Third Flight into Tropical Storm Nadine
Both the Global Hawk and NASA's TRMM satellite noticed that Nadine had continued to display tropical characteristics, indicating that it had not transitioned to an extra-tropical storm. An extra-tropical storm is one that loses its tropical characteristics, such as when the core of the storm changes from a warm core to a cold core, like a typical mid-latitude low pressure system that is associated with fronts. At that time, Nadine was located in the Atlantic a few hundred miles southwest of the Azores Island.
The science portion of the third flight was completed on Sept. 20. Scientists reported that they obtained excellent data from the dropsonde system, which showed some winds on the western side of the storm still reaching 60 knots (69 mph/111 kmh) at middle levels and possibly one measurement of near 60 knots (69 mph/111 kmh) near the surface. The data suggested that Nadine was still a tropical system rather than an extra-tropical system.
The three science instruments aboard the Global Hawk performed extremely well, transmitting data back to NASA Wallops for the scientists to analyze and discuss. The plane observed Nadine for more than 12 hours. Forecasters at the National Hurricane Center were using the data supplied by NASA's Global Hawk and noted in the discussion of Nadine at 11 a.m. EDT on Sept. 20, "The current intensity is kept at 45 knots (51.7 mph/83.3 kmh)...is in good agreement with dropsonde data from the NASA Global Hawk aircraft and AMSU [instrument] estimates."
Fourth Flight Over Nadine
"Measurements from dropsondes found wind speeds greater than 60 knots (69 mph/111 kph) at lower levels above the surface during that adjusted flight leg," said Scott Braun. "Despite the large distance of Nadine from the U. S. East Coast, the Global Hawk was able to spend about 11 hours over the storm."

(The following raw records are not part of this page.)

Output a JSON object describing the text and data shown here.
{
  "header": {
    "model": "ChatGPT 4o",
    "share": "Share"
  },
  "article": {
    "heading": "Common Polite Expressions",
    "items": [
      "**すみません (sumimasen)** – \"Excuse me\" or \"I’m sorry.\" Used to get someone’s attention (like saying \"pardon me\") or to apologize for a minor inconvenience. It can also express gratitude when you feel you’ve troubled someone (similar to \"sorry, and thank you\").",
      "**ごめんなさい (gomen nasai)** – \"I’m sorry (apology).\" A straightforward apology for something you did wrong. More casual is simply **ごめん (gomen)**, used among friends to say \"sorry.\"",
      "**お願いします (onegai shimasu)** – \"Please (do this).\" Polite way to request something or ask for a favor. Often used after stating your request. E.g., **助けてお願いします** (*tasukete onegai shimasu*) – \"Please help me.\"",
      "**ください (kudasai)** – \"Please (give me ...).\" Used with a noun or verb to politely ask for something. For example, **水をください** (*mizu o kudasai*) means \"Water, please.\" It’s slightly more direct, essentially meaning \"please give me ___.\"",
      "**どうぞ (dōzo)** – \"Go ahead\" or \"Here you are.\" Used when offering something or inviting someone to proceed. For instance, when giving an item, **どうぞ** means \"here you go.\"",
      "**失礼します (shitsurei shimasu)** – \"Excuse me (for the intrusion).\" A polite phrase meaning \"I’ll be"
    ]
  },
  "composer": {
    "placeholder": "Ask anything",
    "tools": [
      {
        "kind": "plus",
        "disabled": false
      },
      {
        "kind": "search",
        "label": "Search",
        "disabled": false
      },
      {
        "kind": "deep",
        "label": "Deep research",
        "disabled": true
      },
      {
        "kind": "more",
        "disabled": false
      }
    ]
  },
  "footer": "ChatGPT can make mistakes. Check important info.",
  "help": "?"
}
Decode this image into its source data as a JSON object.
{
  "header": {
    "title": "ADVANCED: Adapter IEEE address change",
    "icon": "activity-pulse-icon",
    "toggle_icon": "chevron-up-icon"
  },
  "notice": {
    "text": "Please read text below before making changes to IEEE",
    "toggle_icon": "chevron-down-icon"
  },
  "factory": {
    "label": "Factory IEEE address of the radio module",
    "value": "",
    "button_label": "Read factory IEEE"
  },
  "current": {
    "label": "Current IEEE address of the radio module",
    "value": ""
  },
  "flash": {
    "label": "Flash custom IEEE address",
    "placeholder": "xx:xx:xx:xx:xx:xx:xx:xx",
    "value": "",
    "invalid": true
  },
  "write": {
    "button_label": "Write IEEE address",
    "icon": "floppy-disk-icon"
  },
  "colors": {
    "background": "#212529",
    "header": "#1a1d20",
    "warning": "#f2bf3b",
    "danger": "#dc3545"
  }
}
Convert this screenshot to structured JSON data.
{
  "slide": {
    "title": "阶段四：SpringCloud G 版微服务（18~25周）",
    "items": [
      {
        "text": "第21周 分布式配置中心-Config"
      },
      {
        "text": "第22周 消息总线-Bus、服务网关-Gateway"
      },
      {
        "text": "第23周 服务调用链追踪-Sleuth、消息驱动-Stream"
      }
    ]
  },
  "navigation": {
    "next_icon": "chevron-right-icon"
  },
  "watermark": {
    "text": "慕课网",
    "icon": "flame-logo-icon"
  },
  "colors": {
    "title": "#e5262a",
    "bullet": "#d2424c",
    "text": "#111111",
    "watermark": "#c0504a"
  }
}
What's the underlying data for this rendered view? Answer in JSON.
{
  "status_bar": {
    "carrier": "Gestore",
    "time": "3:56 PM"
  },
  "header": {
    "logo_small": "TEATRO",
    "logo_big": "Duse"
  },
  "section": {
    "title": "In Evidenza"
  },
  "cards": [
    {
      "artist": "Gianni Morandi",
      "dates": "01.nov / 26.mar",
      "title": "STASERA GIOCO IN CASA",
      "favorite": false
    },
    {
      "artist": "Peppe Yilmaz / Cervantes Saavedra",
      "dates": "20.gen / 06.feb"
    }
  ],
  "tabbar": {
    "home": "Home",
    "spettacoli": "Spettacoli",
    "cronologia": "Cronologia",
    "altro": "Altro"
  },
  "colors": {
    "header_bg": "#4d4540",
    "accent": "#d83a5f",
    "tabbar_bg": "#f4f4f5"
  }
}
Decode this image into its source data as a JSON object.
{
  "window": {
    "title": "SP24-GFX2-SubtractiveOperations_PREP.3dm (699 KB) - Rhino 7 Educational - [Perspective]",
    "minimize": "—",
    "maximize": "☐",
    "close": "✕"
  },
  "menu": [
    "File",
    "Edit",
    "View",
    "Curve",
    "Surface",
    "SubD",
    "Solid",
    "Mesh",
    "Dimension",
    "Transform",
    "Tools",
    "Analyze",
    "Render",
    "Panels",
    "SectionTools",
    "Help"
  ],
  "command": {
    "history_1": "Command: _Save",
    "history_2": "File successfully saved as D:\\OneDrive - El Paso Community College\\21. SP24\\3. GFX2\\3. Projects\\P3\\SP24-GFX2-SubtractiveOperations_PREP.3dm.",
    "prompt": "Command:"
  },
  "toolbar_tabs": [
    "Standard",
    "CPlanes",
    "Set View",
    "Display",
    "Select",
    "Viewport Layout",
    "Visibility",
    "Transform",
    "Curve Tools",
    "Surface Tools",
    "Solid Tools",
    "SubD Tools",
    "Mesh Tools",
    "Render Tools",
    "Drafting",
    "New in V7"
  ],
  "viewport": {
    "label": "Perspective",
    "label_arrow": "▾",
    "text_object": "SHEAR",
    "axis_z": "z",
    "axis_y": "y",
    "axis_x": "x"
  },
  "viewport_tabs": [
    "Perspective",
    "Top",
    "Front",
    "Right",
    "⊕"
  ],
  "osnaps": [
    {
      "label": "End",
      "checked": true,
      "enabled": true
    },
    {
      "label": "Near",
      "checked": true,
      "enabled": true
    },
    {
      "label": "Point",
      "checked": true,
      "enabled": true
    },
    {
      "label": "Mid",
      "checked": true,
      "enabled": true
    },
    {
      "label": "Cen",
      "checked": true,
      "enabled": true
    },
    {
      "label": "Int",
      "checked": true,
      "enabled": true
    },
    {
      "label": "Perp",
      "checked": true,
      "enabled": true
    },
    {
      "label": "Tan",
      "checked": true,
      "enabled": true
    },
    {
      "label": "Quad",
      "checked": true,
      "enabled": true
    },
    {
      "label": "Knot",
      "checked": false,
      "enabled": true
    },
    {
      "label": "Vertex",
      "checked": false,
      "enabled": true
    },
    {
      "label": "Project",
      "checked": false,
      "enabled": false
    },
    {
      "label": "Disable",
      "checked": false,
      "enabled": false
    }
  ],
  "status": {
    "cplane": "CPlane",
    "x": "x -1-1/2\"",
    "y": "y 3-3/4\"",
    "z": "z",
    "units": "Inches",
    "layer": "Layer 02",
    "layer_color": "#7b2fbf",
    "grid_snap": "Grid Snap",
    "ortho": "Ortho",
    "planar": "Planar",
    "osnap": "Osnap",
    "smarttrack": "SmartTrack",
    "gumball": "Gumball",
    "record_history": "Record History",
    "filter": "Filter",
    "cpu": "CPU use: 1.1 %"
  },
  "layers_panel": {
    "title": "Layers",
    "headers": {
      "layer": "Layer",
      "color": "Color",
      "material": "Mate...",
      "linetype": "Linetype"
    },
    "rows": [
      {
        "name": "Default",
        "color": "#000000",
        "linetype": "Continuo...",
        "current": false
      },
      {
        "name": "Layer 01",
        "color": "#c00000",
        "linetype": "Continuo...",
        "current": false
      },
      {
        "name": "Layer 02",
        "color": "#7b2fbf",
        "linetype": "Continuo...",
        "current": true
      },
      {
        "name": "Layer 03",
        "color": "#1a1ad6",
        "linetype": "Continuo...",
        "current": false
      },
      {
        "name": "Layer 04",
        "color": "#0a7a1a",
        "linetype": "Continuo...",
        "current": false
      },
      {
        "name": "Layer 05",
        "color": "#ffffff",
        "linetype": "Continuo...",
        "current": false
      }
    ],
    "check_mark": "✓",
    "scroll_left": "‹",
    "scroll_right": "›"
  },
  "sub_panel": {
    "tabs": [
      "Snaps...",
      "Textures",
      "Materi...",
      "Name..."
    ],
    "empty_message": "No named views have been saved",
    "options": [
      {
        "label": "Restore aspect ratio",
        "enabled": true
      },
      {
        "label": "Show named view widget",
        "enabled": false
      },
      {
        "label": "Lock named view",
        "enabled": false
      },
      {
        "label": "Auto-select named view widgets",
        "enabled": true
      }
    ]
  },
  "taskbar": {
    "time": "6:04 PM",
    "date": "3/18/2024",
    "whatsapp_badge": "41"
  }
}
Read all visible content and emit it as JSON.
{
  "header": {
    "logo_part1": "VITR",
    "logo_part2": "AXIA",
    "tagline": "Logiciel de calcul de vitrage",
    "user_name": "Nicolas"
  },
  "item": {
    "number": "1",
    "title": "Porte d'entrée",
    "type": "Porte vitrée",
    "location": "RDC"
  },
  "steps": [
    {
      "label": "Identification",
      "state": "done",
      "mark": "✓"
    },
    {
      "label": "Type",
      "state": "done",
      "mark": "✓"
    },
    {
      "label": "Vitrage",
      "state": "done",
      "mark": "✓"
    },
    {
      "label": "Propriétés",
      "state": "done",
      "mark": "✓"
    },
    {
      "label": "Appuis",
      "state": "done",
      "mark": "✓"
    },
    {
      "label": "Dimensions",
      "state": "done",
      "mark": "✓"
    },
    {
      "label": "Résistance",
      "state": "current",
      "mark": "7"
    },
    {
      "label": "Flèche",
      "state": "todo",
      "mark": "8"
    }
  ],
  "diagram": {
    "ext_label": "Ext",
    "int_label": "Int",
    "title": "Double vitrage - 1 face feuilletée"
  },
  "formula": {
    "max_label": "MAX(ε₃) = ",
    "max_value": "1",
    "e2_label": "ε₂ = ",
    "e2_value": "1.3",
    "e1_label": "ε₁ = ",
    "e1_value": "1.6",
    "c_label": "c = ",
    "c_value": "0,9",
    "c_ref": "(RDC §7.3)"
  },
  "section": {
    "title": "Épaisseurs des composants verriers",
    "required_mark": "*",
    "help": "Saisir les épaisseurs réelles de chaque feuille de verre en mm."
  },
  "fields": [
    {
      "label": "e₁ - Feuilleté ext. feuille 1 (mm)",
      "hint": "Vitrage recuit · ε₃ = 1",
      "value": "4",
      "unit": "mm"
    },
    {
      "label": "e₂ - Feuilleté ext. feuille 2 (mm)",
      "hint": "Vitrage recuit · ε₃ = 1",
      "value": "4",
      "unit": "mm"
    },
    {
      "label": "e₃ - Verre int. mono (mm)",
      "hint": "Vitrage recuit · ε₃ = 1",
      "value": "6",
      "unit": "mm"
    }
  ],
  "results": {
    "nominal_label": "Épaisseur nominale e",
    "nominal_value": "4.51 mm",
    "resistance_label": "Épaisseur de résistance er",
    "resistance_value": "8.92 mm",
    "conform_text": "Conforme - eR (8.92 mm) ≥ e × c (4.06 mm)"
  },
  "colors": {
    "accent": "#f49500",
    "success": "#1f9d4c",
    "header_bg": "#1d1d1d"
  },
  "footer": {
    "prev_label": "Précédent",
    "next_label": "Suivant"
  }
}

Fifth Flight Over Nadine
The NASA HS3 Mission Goals
HS3 is supported by several NASA centers including Wallops; Goddard; Dryden; Ames Research Center, Moffett Field, Calif.; Marshall Space Flight Center, Huntsville, Ala.; and the Jet Propulsion Laboratory, Pasadena, Calif. HS3 also has collaborations with partners from government agencies and academia.
HS3 is an Earth Venture mission funded by NASA's Science Mission Directorate in Washington. Earth Venture missions are managed by NASA's Earth System Science Pathfinder Program at the agency's Langley Research Center in Hampton, Va. The HS3 mission is managed by the Earth Science Project Office at NASA Ames.
HS3 at NASA
Bringing Order To A World Of Disasters
When the Earth Quakes
A world of storm and tempest
|The content herein, unless otherwise known to be public domain, are Copyright 1995-2014 - Space Media Network. AFP, UPI and IANS news wire stories are copyright Agence France-Presse, United Press International and Indo-Asia News Service. ESA Portal Reports are copyright European Space Agency. All NASA sourced material is public domain. Additional copyrights may apply in whole or part to other bona fide parties. Advertising does not imply endorsement,agreement or approval of any opinions, statements or information provided by Space Media Network on any Web page published or hosted by Space Media Network. Privacy Statement|